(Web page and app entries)

● ● ● ● ● ● ●

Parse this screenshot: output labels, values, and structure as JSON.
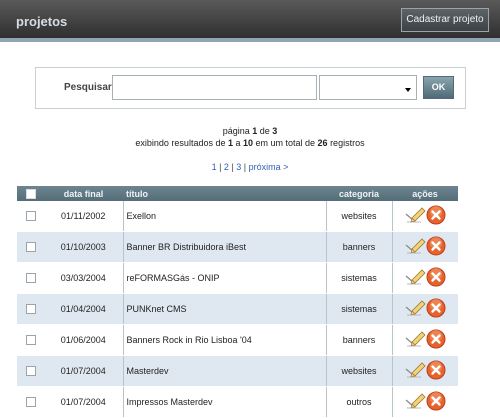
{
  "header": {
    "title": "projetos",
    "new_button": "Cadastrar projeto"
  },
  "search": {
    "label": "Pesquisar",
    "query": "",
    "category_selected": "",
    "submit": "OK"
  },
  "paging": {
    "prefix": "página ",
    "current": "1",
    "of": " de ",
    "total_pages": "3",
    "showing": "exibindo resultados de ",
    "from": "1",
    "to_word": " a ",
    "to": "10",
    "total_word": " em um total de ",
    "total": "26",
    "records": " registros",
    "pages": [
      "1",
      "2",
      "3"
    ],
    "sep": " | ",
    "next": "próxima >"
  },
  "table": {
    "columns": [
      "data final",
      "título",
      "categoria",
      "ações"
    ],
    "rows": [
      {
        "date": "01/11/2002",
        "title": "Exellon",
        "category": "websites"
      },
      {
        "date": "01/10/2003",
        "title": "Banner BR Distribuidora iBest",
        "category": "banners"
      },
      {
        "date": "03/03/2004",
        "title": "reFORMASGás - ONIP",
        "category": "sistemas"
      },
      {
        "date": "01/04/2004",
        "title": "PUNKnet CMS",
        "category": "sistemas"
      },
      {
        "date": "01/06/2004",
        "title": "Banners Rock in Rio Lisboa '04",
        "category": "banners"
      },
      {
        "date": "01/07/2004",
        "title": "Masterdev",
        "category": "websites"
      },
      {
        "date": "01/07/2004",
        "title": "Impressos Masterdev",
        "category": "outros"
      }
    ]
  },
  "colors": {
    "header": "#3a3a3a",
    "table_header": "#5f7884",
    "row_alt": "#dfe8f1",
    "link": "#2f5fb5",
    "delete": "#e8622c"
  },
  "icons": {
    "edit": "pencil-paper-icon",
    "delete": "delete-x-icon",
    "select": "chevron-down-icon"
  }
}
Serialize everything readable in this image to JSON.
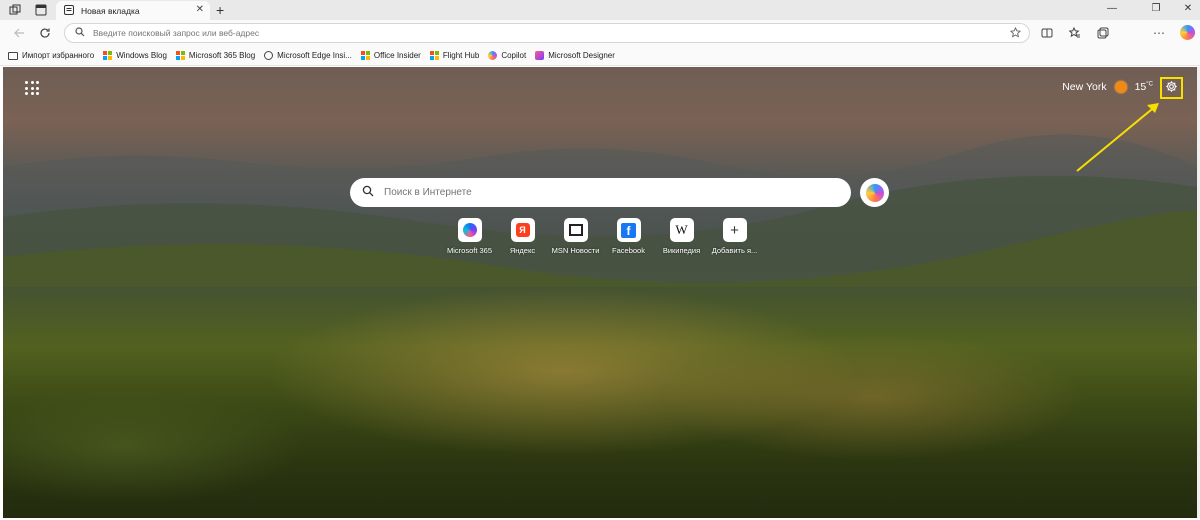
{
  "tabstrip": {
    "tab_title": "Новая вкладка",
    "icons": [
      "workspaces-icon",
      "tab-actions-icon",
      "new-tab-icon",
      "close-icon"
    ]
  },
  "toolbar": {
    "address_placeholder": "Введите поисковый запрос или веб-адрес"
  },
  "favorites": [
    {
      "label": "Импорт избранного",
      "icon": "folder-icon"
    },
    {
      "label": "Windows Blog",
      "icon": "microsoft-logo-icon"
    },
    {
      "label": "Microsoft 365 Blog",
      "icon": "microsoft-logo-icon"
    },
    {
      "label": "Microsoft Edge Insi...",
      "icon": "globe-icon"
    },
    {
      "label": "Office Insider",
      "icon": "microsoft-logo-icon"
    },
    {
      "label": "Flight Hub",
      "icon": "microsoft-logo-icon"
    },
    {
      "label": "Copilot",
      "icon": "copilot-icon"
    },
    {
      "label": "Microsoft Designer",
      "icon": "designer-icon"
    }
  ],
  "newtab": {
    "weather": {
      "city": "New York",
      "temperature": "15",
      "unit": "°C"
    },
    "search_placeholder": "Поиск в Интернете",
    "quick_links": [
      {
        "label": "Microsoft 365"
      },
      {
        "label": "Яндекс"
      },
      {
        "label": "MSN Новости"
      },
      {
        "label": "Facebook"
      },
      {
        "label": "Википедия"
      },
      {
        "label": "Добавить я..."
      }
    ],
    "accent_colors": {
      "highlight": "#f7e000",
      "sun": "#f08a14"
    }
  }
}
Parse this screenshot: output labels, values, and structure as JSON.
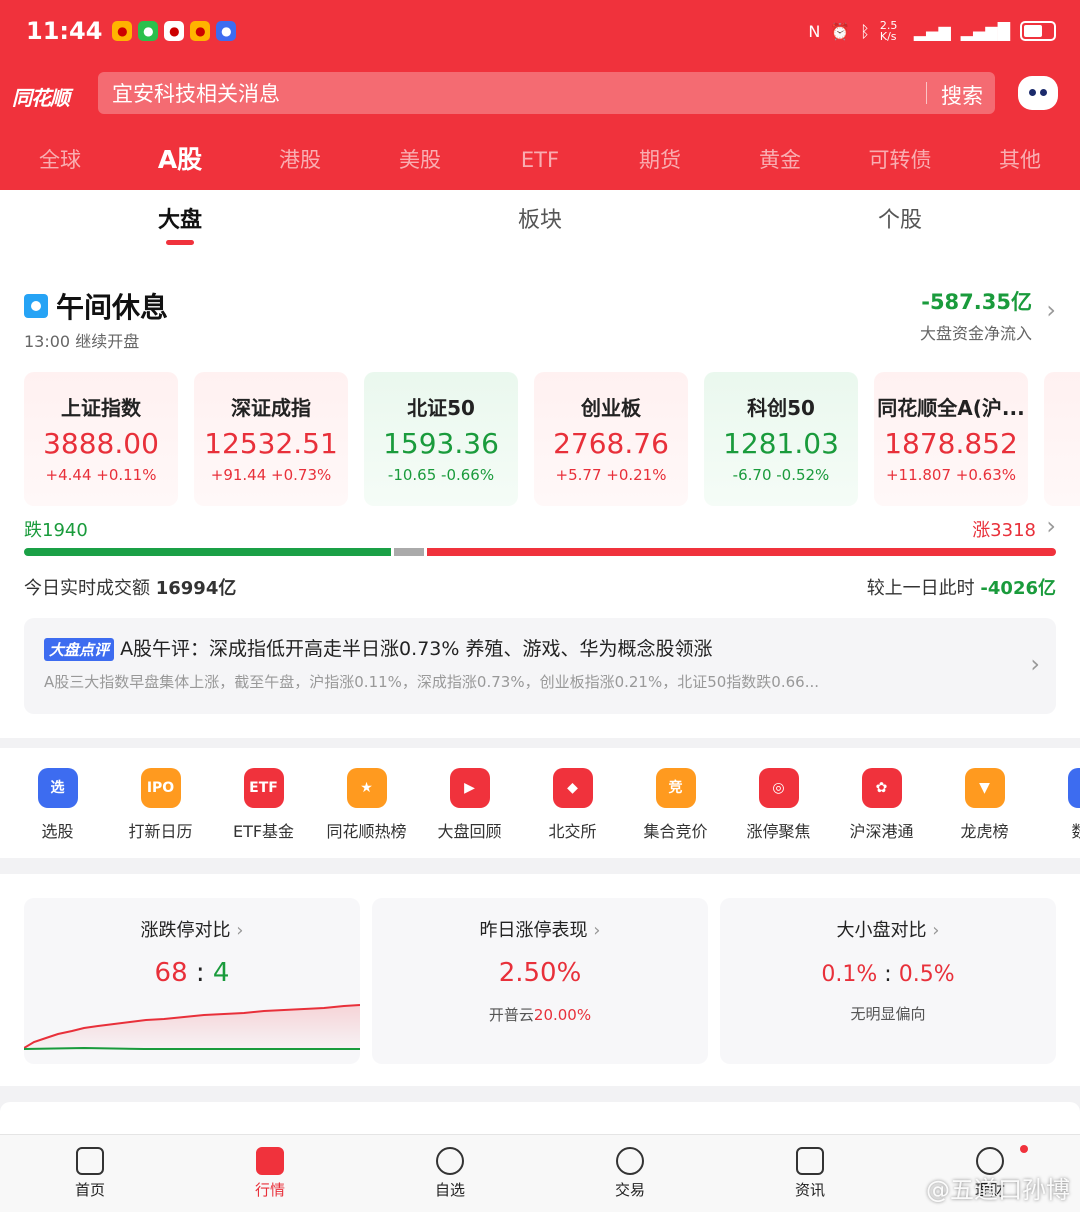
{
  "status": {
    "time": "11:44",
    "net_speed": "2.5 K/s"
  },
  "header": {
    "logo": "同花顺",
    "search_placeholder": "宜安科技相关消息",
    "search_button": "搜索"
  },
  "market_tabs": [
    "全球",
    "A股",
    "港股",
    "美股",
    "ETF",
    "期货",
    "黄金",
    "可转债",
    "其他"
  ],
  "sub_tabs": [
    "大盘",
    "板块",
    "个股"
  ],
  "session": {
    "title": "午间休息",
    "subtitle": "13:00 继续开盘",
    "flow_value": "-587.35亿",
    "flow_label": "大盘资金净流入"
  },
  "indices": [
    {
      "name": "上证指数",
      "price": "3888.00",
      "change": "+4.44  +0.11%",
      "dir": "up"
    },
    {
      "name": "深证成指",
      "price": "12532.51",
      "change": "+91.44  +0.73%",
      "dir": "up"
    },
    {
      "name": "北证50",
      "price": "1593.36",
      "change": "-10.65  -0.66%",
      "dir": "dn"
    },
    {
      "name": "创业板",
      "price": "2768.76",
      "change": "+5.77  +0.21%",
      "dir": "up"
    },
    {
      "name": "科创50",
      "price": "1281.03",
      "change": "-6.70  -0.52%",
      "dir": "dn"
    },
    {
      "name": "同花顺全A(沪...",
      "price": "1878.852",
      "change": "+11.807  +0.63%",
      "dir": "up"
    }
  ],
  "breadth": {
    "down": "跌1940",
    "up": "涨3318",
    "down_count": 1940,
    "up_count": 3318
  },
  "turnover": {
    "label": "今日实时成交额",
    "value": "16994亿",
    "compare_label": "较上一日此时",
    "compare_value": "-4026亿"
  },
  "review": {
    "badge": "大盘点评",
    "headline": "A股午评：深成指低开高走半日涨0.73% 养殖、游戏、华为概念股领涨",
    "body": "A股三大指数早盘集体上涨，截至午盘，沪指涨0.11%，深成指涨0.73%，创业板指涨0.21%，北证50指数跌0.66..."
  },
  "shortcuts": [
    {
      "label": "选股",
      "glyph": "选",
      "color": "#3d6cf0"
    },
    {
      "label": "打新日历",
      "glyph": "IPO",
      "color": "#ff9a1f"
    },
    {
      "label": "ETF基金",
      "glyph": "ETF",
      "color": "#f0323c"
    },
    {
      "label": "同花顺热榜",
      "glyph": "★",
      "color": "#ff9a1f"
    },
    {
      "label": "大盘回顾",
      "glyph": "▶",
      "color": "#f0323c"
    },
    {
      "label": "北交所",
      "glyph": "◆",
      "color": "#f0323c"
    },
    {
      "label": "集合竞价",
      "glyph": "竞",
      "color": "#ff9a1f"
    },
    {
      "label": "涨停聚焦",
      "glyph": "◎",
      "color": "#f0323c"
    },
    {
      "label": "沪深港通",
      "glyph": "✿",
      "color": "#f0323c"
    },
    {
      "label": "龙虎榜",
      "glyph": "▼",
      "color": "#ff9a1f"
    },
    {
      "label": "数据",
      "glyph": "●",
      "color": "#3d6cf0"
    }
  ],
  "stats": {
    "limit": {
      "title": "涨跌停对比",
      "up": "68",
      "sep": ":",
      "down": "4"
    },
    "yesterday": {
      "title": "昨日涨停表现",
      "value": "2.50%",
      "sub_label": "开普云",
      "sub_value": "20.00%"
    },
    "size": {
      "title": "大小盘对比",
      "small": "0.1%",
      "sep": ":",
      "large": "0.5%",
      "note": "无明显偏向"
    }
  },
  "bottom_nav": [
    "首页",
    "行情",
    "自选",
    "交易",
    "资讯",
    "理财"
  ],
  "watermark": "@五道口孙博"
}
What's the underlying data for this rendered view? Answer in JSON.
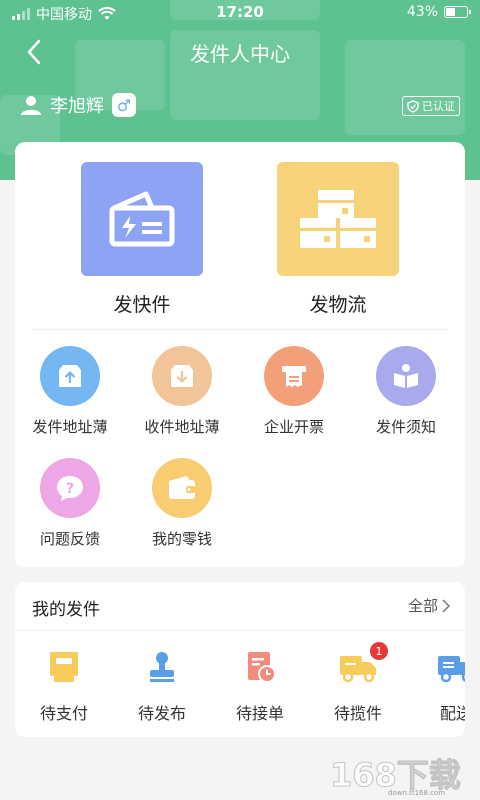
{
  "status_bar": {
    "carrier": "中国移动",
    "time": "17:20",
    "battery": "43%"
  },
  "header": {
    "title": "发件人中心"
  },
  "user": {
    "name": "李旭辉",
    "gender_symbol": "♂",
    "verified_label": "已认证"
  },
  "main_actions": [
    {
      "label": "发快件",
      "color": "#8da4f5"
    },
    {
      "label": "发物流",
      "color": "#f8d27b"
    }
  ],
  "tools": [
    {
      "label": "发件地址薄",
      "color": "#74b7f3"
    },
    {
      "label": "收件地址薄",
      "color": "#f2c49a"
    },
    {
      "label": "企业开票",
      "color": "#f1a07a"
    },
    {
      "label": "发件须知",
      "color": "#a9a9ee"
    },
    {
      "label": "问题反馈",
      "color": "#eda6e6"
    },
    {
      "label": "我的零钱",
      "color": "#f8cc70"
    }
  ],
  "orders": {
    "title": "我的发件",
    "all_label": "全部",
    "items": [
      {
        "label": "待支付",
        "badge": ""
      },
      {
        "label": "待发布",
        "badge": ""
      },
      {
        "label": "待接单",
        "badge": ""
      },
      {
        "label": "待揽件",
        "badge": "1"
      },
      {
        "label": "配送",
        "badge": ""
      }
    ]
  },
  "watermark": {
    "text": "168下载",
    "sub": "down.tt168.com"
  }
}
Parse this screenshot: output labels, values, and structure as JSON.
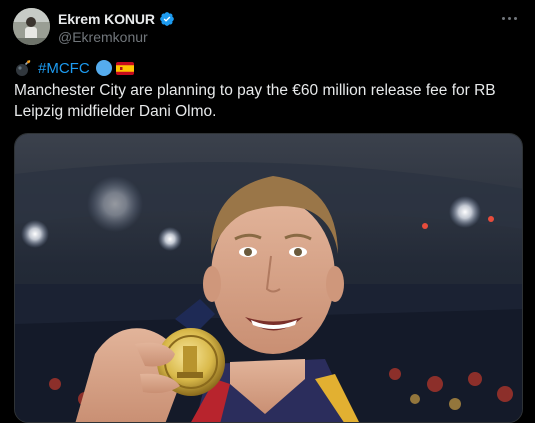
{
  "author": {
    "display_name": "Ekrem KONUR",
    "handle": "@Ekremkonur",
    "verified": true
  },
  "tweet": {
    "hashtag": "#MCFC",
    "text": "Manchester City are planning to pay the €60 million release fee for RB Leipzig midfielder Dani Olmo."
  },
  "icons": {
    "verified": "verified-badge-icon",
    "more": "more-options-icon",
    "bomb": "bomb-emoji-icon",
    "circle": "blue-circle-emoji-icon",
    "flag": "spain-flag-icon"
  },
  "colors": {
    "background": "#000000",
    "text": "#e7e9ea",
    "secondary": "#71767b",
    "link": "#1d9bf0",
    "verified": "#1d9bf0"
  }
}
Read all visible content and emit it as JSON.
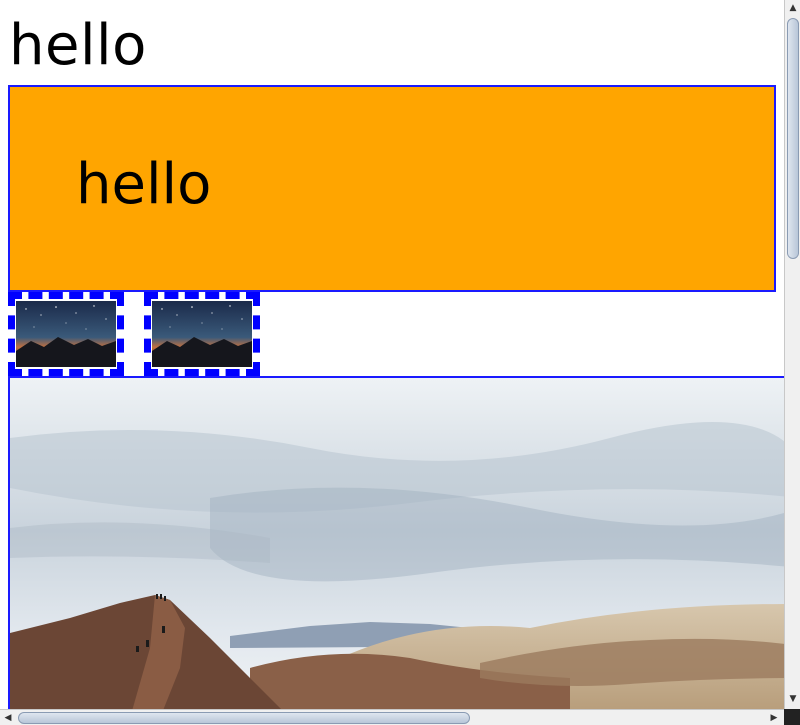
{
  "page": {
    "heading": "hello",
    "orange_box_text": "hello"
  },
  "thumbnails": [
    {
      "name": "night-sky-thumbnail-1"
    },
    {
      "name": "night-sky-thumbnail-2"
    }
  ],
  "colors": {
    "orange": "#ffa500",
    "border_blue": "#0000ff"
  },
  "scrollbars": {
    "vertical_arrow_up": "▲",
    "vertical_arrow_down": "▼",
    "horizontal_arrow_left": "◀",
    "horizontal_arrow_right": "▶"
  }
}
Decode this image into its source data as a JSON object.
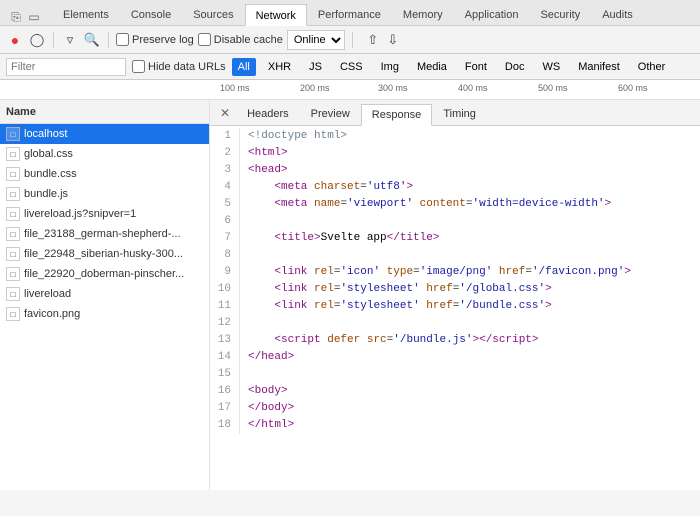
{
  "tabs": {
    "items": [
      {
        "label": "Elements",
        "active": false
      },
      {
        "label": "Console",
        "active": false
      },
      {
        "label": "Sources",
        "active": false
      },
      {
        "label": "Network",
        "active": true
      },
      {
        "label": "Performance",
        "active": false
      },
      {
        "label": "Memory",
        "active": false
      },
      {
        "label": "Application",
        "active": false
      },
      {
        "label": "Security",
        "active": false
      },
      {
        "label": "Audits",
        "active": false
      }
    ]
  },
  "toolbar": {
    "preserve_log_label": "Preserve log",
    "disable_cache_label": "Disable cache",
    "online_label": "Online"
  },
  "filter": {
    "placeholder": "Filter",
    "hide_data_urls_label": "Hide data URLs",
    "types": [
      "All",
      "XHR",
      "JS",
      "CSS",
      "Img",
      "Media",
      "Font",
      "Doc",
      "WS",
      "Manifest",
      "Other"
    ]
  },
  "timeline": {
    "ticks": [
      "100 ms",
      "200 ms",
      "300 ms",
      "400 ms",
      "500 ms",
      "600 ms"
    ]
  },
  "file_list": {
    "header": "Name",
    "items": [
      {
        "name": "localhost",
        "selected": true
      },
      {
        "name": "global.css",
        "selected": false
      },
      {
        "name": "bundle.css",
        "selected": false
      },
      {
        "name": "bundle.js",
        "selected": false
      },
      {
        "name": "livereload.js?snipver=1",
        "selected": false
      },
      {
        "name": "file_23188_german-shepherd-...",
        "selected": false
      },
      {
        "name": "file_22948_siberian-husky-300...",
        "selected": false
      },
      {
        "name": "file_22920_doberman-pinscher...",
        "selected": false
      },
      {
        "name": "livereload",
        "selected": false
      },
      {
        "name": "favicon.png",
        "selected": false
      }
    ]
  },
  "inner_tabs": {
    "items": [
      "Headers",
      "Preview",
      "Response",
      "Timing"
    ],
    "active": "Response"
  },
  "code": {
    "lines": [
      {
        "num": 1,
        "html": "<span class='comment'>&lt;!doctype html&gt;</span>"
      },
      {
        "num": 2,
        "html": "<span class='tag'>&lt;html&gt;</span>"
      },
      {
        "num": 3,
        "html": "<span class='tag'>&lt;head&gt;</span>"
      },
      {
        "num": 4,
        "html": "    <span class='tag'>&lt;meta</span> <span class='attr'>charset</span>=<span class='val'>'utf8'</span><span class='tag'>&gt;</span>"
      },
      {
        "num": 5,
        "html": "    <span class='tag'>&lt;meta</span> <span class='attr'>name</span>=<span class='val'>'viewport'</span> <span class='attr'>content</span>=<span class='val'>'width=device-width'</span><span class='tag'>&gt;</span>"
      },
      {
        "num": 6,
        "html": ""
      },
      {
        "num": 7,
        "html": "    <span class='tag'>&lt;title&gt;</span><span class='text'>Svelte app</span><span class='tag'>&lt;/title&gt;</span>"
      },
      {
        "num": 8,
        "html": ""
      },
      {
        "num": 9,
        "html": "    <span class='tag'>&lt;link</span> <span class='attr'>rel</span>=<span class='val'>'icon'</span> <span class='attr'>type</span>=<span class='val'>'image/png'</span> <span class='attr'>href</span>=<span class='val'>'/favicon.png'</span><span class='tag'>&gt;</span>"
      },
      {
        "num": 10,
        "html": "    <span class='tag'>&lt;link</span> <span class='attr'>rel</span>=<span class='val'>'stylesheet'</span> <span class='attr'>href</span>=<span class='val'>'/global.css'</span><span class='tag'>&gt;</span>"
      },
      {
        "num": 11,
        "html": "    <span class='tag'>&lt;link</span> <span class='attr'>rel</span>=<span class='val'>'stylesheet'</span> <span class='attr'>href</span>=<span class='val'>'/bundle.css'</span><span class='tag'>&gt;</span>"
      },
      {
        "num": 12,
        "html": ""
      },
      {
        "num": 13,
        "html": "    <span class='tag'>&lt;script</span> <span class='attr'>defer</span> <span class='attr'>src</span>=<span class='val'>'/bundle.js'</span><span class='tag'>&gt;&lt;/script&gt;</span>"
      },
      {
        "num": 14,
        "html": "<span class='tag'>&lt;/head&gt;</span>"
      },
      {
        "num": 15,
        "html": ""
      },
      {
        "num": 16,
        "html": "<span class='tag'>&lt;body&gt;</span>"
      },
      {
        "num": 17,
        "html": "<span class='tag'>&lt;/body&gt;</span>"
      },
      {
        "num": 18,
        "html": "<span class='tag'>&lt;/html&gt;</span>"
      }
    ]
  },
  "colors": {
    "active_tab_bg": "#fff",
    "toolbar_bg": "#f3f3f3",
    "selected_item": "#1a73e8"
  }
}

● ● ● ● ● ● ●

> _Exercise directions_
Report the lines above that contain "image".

> _Exercise result_
Serialize everything readable in this image to JSON.
Decode this image into its source data as a JSON object.
        "html": "    <span class='tag'>&lt;link</span> <span class='attr'>rel</span>=<span class='val'>'icon'</span> <span class='attr'>type</span>=<span class='val'>'image/png'</span> <span class='attr'>href</span>=<span class='val'>'/favicon.png'</span><span class='tag'>&gt;</span>"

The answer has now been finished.